Records from a dataset
○ ○ ○ ○ ○

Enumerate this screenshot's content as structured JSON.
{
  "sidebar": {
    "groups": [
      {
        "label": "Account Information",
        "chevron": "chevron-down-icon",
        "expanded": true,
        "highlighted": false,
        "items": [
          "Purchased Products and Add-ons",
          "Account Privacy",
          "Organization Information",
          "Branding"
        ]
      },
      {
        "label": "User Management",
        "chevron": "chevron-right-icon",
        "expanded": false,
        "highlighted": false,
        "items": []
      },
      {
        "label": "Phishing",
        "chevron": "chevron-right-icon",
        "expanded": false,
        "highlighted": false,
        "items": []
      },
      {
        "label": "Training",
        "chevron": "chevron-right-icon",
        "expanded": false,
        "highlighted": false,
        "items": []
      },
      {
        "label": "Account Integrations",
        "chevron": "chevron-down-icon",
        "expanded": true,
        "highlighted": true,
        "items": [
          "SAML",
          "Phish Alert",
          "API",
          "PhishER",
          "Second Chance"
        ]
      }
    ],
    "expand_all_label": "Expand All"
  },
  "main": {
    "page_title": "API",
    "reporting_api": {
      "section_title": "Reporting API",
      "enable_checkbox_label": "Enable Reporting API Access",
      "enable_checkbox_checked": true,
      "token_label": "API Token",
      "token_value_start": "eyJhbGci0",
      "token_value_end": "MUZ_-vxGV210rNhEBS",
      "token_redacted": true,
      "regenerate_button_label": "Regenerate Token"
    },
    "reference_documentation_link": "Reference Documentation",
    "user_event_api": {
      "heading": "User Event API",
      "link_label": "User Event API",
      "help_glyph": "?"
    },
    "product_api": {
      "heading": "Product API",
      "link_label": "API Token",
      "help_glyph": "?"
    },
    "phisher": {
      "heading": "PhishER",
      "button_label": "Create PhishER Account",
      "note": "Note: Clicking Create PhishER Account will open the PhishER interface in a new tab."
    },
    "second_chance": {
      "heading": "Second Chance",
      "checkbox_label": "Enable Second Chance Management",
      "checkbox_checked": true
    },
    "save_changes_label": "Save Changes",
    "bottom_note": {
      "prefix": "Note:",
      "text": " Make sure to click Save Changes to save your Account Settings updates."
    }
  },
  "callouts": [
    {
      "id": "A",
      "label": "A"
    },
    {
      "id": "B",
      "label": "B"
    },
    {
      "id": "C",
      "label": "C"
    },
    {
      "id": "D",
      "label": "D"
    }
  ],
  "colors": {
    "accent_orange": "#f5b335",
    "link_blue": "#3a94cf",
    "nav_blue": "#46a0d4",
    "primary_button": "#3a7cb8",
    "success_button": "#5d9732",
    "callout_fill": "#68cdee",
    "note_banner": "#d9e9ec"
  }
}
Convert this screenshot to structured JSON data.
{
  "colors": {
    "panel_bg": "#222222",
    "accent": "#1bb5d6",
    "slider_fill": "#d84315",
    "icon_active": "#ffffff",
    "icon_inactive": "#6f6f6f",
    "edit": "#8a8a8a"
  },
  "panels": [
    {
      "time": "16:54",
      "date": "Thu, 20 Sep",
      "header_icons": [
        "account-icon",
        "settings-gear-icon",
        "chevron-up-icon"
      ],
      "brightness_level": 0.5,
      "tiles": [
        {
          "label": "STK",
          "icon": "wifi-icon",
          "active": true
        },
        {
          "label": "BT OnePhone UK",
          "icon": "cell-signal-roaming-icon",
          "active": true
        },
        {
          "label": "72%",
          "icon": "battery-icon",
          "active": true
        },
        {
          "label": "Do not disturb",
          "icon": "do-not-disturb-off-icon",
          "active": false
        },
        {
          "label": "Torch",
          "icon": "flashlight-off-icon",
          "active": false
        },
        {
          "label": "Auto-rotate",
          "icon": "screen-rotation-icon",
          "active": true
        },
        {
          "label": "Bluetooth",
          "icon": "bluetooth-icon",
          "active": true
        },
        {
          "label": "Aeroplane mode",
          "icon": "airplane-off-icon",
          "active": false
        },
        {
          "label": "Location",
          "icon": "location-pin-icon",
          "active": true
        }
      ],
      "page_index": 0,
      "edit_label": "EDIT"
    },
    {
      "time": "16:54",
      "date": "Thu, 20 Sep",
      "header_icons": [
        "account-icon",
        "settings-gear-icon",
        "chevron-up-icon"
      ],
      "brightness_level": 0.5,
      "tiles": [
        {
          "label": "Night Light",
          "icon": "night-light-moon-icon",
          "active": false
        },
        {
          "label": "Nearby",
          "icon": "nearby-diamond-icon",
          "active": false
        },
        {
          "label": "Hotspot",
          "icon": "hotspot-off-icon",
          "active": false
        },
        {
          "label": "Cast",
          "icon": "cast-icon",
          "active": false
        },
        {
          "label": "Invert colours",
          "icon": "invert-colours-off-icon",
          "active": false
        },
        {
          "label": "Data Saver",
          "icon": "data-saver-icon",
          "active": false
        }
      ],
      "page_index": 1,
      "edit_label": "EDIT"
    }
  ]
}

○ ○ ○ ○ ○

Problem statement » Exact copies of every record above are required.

Answer area »
Enumerate this screenshot's content as structured JSON.
{
  "sidebar": {
    "groups": [
      {
        "label": "Account Information",
        "chevron": "chevron-down-icon",
        "expanded": true,
        "highlighted": false,
        "items": [
          "Purchased Products and Add-ons",
          "Account Privacy",
          "Organization Information",
          "Branding"
        ]
      },
      {
        "label": "User Management",
        "chevron": "chevron-right-icon",
        "expanded": false,
        "highlighted": false,
        "items": []
      },
      {
        "label": "Phishing",
        "chevron": "chevron-right-icon",
        "expanded": false,
        "highlighted": false,
        "items": []
      },
      {
        "label": "Training",
        "chevron": "chevron-right-icon",
        "expanded": false,
        "highlighted": false,
        "items": []
      },
      {
        "label": "Account Integrations",
        "chevron": "chevron-down-icon",
        "expanded": true,
        "highlighted": true,
        "items": [
          "SAML",
          "Phish Alert",
          "API",
          "PhishER",
          "Second Chance"
        ]
      }
    ],
    "expand_all_label": "Expand All"
  },
  "main": {
    "page_title": "API",
    "reporting_api": {
      "section_title": "Reporting API",
      "enable_checkbox_label": "Enable Reporting API Access",
      "enable_checkbox_checked": true,
      "token_label": "API Token",
      "token_value_start": "eyJhbGci0",
      "token_value_end": "MUZ_-vxGV210rNhEBS",
      "token_redacted": true,
      "regenerate_button_label": "Regenerate Token"
    },
    "reference_documentation_link": "Reference Documentation",
    "user_event_api": {
      "heading": "User Event API",
      "link_label": "User Event API",
      "help_glyph": "?"
    },
    "product_api": {
      "heading": "Product API",
      "link_label": "API Token",
      "help_glyph": "?"
    },
    "phisher": {
      "heading": "PhishER",
      "button_label": "Create PhishER Account",
      "note": "Note: Clicking Create PhishER Account will open the PhishER interface in a new tab."
    },
    "second_chance": {
      "heading": "Second Chance",
      "checkbox_label": "Enable Second Chance Management",
      "checkbox_checked": true
    },
    "save_changes_label": "Save Changes",
    "bottom_note": {
      "prefix": "Note:",
      "text": " Make sure to click Save Changes to save your Account Settings updates."
    }
  },
  "callouts": [
    {
      "id": "A",
      "label": "A"
    },
    {
      "id": "B",
      "label": "B"
    },
    {
      "id": "C",
      "label": "C"
    },
    {
      "id": "D",
      "label": "D"
    }
  ],
  "colors": {
    "accent_orange": "#f5b335",
    "link_blue": "#3a94cf",
    "nav_blue": "#46a0d4",
    "primary_button": "#3a7cb8",
    "success_button": "#5d9732",
    "callout_fill": "#68cdee",
    "note_banner": "#d9e9ec"
  }
}
Convert this screenshot to structured JSON data.
{
  "colors": {
    "panel_bg": "#222222",
    "accent": "#1bb5d6",
    "slider_fill": "#d84315",
    "icon_active": "#ffffff",
    "icon_inactive": "#6f6f6f",
    "edit": "#8a8a8a"
  },
  "panels": [
    {
      "time": "16:54",
      "date": "Thu, 20 Sep",
      "header_icons": [
        "account-icon",
        "settings-gear-icon",
        "chevron-up-icon"
      ],
      "brightness_level": 0.5,
      "tiles": [
        {
          "label": "STK",
          "icon": "wifi-icon",
          "active": true
        },
        {
          "label": "BT OnePhone UK",
          "icon": "cell-signal-roaming-icon",
          "active": true
        },
        {
          "label": "72%",
          "icon": "battery-icon",
          "active": true
        },
        {
          "label": "Do not disturb",
          "icon": "do-not-disturb-off-icon",
          "active": false
        },
        {
          "label": "Torch",
          "icon": "flashlight-off-icon",
          "active": false
        },
        {
          "label": "Auto-rotate",
          "icon": "screen-rotation-icon",
          "active": true
        },
        {
          "label": "Bluetooth",
          "icon": "bluetooth-icon",
          "active": true
        },
        {
          "label": "Aeroplane mode",
          "icon": "airplane-off-icon",
          "active": false
        },
        {
          "label": "Location",
          "icon": "location-pin-icon",
          "active": true
        }
      ],
      "page_index": 0,
      "edit_label": "EDIT"
    },
    {
      "time": "16:54",
      "date": "Thu, 20 Sep",
      "header_icons": [
        "account-icon",
        "settings-gear-icon",
        "chevron-up-icon"
      ],
      "brightness_level": 0.5,
      "tiles": [
        {
          "label": "Night Light",
          "icon": "night-light-moon-icon",
          "active": false
        },
        {
          "label": "Nearby",
          "icon": "nearby-diamond-icon",
          "active": false
        },
        {
          "label": "Hotspot",
          "icon": "hotspot-off-icon",
          "active": false
        },
        {
          "label": "Cast",
          "icon": "cast-icon",
          "active": false
        },
        {
          "label": "Invert colours",
          "icon": "invert-colours-off-icon",
          "active": false
        },
        {
          "label": "Data Saver",
          "icon": "data-saver-icon",
          "active": false
        }
      ],
      "page_index": 1,
      "edit_label": "EDIT"
    }
  ]
}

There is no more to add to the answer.